The Characters

(Critical Guide to British Fiction)

Lew is the central character of the novel. Initially perceived as brooding, he gradually reveals strength and resourcefulness upon which people are able to depend. His personality derives from and reflects the Passage itself: placid and vulnerable at times, yet determined to survive, endure, and sustain others.

Hughie, on the other hand, is more of a gambler, willing to work but also hooked on the idea of glamorous projects and fast money. He is quick to rely on the resources of others, slow to acknowledge his debts to his family.
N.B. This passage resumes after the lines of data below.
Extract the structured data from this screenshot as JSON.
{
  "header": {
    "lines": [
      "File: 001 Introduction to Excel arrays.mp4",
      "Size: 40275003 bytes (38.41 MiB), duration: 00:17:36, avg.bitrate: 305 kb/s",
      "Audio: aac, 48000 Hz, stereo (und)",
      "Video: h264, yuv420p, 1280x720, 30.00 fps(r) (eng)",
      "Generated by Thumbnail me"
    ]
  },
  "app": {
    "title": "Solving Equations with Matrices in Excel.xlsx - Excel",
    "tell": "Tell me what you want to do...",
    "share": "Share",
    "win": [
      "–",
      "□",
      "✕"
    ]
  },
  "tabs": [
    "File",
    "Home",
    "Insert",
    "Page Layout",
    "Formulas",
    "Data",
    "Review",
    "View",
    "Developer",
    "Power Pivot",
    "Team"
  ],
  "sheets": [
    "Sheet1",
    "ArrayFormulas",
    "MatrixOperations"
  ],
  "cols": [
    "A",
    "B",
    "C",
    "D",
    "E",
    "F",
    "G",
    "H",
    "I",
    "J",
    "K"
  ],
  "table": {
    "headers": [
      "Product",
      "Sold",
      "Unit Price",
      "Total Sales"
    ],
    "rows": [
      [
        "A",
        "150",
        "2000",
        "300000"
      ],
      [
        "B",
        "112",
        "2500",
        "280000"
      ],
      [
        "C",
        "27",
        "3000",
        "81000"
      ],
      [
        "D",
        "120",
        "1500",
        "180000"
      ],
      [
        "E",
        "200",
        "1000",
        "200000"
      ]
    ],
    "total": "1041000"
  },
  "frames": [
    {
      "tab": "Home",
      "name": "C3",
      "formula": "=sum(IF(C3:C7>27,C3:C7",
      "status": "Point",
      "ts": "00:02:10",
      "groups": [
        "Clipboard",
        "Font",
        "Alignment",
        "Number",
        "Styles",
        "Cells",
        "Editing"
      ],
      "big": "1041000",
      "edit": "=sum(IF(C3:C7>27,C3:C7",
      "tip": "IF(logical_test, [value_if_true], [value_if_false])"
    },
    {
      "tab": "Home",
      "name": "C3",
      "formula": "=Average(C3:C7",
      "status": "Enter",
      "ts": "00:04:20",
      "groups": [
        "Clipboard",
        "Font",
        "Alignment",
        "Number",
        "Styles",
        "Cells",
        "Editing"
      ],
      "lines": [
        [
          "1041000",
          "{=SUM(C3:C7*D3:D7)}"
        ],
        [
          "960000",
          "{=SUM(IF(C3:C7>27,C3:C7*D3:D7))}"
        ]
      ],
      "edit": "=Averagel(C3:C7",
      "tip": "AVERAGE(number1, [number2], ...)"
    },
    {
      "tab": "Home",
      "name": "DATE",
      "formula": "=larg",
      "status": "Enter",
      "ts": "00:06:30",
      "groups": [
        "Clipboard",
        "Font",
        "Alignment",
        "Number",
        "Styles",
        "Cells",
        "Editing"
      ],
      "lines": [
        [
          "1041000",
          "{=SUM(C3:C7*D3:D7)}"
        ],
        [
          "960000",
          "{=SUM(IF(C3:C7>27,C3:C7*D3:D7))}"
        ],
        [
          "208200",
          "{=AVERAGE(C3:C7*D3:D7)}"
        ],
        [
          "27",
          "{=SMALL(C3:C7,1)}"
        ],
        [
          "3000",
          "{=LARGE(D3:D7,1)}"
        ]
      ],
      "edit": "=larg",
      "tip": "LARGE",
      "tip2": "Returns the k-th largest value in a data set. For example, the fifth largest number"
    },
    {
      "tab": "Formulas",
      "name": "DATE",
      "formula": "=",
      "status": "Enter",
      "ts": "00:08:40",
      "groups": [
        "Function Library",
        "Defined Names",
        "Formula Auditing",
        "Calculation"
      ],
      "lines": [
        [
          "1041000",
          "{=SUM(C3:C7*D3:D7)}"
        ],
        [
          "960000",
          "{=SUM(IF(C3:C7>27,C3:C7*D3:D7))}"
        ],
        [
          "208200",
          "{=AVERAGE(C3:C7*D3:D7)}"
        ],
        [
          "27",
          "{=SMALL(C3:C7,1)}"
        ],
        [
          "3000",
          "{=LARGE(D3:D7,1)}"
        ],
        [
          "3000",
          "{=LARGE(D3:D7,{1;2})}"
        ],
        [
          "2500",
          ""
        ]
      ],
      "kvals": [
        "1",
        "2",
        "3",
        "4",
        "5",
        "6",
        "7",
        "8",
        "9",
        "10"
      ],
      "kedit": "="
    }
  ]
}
One hopes by the end of the novel that mother’s onetime favorite has become aware of his own limitations (as have Lew and Clem) and will act more responsibly as a result.

Clem has left the Passage feeling it insufficient for her dreams. She discovers that her estimation was wrong: Although she does not regret her time away—in fact, defending it as necessary—she is pleased to return to the locale that inspired her originally. Her journey is not much different from the walkabouts of Bob and Lew.

Palmer sacrifices depth in some of his characters to heighten the debate between those who would exploit the Passage and those who wish to preserve it. Some characters exist to represent points of view: Osborne and Craigie, for example. The characterization of Lena seems to be a conscious (and visible) effort to avoid this problem: Palmer rounds her out by showing that her sympathies do not lie wholly in one camp. Still, her movement from the Osborne camp, as realized in her marriage to Lew, seems improbable and false. Her emotional life seems contrived. Best among the minor characters are those who are native to the Passage, whom Palmer draws with vibrancy and uniqueness found in good local-color fiction.

The Passage Characters Discussed

(Great Characters in Literature)

Lew Callaway

Lew Callaway, a slow-tempered, laconic fisherman on the Queensland coast of Australia. The eldest son, he carries the responsibilities of providing for the family of six after his father’s death. He is slow-minded, powerfully built, patient, and methodical; he is also resourceful, indomitable, and dependable. He is sensitive to nature, appreciates literature and music, and responds to expressions of kindness. Captivated by the physical beauty and apparent sophistication of Lena, he nevertheless soon realizes his error in marrying her rather than the more practical Clem McNair. His life is spent helping others, but he expects no help from them: He is what Australians call a “battler,” one who struggles. His big, slow body is suntanned, and he has brown eyes that, “dark and smouldering, gave intensity to his face.” He is a foil to his brother Hughie.

Hughie Callaway

Hughie Callaway, Lew’s younger brother and their mother’s favorite. He is fair-skinned and freckled, with puckered eyes and a wide mouth. He is bright but shallow, energetic and outgoing, and a fortunate entrepreneur until taken advantage of by a dishonest partner. He is rescued financially by his stalwart, frugal brother, whose ways he had disparaged. He is seduced by his fast-track, fair-weather friends and their glamorous lifestyle, though he has ceaseless initiative and unusual inventiveness. Although voluble, he is not astute, and he is severely shaken by reverses in fortune.

Anna Callaway

Anna Callaway, the widow of Bob Callaway and a lifelong resident of the Passage. She unreasonably expects her son Lew to shoulder the responsibility for the family and openly favors Hughie, who receives every consideration and attention. Only Hughie’s business failure brings her to an appreciation of Lew’s work and worth. She is manipulative and not especially maternal. She is a big, dark woman with “prominent eyes, heavy hips,...

(The entire section is 814 words.)